When it comes to my favorite stories, no matter the format, they tend to be about adolescence. There is a universality of experience that cuts across time period and culture, at least to a certain extent in our increasingly globalised society. However, there are stories from different cultural backgrounds or time periods which seem to have very strong parallels. It is known to almost all regular readers that my favorite anime/manga series is Kimagure Orange Road. What they may not know is how influential the American TV show, The Wonder Years, was on me and how I may have recognised its parallels in the discovery of KOR.
Many individuals who choose to come to Japan do so for only a short period of time. Many believe joining a union isn't of any use to them, and they may not even be aware they can join. However, one of the first actions an assistant language teacher or eikaiwa teacher (yes, even a JET Programme teacher!) should do is join a union.
Although Ranma 1/2 technically came out (at least in its first incarnation) as an anime in 1989, I was first presented with its manga in the summer of 1997. As a queer trans girl, it would seem that the story of a boy who turns into a girl would be interesting to me. In fact, I only read and watched it casually. It could never hold a candle to Takahashi Rumiko's other work, Maison Ikkoku, or my own beloved Kimagure Orange Road by Matsumoto Izumi.

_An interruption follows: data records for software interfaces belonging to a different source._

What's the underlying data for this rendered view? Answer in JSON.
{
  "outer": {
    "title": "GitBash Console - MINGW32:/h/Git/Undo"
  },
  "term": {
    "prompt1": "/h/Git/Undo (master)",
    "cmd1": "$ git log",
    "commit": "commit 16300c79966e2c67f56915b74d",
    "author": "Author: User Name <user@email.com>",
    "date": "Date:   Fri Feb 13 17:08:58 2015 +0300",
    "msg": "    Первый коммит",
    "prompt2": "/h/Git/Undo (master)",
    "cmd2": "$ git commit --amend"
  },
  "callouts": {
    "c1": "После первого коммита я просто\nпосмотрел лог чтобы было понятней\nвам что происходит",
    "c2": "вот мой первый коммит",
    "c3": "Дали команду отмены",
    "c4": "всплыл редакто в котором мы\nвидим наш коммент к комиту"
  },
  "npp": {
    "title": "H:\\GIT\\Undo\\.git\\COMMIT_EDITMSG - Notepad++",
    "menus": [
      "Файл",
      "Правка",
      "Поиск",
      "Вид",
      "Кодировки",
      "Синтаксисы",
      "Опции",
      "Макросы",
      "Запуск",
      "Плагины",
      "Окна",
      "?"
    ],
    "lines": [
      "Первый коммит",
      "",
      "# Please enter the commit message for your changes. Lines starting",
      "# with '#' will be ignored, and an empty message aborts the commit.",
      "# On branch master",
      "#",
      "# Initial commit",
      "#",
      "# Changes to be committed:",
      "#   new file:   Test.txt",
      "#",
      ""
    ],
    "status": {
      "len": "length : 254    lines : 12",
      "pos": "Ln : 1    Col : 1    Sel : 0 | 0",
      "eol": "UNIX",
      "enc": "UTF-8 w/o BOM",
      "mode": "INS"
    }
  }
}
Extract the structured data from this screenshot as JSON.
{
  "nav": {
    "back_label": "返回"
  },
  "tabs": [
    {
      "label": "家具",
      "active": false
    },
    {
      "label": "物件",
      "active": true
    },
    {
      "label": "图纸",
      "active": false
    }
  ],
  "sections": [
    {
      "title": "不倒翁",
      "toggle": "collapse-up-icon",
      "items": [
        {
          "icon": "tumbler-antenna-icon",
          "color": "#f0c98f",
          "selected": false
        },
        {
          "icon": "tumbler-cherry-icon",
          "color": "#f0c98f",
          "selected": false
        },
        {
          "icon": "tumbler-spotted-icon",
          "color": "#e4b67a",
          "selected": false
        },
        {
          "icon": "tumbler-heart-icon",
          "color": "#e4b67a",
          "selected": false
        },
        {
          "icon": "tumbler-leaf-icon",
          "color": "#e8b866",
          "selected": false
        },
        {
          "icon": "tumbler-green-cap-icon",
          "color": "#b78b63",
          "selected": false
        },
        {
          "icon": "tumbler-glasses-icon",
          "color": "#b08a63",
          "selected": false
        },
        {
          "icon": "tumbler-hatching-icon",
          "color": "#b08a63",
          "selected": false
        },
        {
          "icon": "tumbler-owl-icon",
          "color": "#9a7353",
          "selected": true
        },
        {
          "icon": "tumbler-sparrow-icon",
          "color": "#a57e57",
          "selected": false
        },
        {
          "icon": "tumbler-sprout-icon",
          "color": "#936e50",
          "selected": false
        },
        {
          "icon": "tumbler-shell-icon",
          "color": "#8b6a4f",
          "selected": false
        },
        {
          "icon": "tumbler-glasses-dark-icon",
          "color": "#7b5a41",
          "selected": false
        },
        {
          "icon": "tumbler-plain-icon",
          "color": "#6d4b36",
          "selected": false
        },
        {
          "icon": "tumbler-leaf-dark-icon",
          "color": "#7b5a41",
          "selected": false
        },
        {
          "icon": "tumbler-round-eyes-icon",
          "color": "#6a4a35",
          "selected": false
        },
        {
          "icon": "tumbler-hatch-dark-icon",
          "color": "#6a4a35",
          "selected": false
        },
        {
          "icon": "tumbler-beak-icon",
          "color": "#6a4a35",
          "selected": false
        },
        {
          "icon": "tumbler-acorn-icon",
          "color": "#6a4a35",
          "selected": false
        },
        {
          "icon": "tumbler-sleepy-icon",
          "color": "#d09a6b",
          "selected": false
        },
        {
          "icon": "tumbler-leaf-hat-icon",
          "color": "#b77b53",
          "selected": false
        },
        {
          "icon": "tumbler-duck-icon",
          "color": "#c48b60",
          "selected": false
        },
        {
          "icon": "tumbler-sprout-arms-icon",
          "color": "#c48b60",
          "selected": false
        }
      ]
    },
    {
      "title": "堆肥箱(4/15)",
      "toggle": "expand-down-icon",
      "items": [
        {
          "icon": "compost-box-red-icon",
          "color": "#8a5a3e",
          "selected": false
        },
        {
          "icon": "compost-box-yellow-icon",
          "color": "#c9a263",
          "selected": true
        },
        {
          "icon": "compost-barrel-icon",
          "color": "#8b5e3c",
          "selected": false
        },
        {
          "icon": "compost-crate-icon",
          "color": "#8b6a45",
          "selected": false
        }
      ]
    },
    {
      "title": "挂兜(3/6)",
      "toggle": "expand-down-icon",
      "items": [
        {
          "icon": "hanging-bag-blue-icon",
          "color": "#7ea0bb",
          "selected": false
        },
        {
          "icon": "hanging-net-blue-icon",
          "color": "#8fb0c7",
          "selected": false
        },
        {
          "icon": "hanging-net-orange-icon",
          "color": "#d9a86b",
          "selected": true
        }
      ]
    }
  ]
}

Nippolitica is a blog about my meandering thoughts on the various intersections between Japan, politics, media (especially anime/manga), LGBTQIA+ issues, and everyday life.